## Source information
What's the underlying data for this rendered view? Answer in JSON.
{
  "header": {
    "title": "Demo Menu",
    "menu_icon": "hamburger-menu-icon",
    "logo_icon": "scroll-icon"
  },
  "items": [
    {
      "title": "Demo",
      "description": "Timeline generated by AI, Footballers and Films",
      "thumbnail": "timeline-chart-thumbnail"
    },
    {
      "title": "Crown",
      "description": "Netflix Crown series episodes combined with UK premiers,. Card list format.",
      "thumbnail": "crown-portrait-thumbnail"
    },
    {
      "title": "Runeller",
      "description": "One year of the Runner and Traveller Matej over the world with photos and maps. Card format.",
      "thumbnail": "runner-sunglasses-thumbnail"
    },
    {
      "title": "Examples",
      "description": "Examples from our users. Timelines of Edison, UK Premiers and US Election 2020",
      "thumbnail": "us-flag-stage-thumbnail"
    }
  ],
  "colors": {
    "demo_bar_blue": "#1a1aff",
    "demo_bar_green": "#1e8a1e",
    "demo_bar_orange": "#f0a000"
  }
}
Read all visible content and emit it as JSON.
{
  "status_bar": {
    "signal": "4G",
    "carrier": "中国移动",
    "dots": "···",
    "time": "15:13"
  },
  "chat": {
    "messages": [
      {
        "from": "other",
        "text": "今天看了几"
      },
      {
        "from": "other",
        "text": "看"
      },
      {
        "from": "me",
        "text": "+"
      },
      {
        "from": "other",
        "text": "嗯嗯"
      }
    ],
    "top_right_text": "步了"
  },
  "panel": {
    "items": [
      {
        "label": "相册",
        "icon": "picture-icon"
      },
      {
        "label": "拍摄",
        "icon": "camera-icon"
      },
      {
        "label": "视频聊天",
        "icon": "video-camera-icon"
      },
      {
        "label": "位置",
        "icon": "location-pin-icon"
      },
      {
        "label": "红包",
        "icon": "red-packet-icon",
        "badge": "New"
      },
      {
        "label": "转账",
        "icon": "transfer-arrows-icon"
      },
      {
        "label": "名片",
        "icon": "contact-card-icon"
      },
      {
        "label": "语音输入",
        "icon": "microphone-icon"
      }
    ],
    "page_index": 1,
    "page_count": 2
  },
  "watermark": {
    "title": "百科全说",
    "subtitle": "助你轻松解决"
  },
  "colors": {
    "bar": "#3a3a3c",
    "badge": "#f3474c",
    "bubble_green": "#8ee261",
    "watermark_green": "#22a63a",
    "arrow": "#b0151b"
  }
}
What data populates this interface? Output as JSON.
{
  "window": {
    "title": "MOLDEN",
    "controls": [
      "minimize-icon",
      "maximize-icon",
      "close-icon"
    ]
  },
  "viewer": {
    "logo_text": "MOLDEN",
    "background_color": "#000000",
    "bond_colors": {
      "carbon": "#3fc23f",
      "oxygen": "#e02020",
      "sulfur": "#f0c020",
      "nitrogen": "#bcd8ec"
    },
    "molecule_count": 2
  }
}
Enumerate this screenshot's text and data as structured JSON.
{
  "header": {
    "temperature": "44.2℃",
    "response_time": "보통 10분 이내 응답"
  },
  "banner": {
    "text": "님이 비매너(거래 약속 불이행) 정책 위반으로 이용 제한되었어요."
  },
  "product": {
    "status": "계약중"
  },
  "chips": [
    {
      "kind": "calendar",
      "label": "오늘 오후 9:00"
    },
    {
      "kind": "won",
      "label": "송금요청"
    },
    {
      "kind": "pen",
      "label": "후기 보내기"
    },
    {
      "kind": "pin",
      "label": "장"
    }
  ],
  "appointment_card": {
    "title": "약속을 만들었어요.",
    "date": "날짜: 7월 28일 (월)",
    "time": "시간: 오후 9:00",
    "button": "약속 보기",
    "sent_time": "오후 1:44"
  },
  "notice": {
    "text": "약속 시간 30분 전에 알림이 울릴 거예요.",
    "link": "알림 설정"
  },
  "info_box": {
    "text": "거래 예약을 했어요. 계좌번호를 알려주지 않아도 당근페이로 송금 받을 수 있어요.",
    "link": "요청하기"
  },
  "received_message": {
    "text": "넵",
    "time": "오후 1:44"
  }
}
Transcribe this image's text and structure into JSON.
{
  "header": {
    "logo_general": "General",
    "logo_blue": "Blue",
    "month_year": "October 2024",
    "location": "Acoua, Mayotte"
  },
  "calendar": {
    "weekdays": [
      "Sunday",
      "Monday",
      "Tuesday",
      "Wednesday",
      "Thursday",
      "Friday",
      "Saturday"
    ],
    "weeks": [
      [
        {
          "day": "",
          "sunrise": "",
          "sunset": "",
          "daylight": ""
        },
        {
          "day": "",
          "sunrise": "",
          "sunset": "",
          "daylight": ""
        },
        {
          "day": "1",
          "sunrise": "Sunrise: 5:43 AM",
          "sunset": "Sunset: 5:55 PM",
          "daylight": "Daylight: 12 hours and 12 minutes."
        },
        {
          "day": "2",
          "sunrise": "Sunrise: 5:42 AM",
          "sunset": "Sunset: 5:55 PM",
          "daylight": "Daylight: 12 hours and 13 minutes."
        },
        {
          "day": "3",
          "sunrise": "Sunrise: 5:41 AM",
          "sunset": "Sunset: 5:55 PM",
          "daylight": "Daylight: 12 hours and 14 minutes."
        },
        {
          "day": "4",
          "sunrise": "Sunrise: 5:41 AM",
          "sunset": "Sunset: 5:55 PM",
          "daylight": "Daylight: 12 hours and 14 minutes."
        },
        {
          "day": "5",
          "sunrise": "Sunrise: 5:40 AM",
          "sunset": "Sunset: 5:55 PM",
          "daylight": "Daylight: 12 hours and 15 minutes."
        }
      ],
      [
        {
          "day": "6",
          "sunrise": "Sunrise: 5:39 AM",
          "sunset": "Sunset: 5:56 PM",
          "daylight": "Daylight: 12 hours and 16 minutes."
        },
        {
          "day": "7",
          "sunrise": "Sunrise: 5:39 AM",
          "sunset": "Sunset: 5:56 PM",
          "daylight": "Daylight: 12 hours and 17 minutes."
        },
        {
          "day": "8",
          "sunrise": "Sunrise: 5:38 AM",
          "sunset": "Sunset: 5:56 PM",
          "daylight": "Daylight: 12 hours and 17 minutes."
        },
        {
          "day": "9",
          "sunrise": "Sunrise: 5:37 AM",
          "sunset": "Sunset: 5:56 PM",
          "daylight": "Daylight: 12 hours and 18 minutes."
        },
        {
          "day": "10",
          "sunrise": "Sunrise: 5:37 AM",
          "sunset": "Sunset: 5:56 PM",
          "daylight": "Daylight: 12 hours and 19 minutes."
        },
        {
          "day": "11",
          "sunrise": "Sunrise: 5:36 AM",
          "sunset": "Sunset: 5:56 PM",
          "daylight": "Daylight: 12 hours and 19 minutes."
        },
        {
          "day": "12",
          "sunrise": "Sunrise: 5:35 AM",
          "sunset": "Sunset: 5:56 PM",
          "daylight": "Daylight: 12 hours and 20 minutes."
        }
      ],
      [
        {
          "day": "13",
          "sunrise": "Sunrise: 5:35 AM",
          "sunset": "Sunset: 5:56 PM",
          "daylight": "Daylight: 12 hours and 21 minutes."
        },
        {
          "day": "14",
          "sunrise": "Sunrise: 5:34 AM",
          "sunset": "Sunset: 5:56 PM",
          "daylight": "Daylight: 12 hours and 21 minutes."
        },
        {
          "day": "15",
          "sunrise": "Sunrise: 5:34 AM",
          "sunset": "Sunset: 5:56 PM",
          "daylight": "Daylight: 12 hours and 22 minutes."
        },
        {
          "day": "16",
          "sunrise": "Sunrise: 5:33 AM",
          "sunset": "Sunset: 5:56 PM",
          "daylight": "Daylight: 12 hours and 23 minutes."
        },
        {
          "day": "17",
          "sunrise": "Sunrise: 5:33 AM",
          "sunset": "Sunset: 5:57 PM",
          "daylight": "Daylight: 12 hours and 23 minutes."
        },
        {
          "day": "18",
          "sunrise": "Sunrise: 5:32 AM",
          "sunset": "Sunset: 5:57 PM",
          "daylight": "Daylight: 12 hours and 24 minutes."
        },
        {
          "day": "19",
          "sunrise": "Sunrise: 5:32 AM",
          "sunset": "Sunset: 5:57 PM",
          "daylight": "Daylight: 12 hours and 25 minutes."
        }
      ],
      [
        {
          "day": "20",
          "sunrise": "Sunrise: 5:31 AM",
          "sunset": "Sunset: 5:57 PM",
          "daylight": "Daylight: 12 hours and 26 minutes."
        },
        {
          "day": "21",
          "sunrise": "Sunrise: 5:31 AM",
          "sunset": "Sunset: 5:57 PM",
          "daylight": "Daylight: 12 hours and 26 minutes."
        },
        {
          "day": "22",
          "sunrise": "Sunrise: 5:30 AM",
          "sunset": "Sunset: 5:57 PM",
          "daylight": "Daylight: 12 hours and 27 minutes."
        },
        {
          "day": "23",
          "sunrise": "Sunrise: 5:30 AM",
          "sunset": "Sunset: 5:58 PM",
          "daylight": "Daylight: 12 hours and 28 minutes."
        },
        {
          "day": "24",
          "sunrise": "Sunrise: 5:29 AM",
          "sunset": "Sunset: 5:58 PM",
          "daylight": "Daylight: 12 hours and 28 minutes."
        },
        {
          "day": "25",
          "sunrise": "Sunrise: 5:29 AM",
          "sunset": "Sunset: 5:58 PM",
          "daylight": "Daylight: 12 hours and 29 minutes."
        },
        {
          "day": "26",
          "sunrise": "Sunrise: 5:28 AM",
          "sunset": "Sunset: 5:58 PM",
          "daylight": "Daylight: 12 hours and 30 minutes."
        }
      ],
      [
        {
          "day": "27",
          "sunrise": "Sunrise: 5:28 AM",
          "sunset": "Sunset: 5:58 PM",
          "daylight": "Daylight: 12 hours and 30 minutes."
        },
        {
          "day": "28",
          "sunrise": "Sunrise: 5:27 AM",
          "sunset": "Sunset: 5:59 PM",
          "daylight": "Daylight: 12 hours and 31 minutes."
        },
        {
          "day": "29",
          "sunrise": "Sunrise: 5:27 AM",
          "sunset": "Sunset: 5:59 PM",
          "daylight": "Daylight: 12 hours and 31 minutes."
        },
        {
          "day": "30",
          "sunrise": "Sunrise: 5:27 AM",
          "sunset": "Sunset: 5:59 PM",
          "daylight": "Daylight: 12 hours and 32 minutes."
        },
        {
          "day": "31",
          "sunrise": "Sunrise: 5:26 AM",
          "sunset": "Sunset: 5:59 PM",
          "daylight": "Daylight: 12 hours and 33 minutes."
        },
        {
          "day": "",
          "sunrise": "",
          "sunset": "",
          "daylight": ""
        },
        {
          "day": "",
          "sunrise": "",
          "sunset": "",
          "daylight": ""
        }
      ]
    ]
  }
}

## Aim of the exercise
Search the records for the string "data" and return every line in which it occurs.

## Problem solution
What's the underlying data for this rendered view? Answer in JSON.
What data populates this interface? Output as JSON.
Enumerate this screenshot's text and data as structured JSON.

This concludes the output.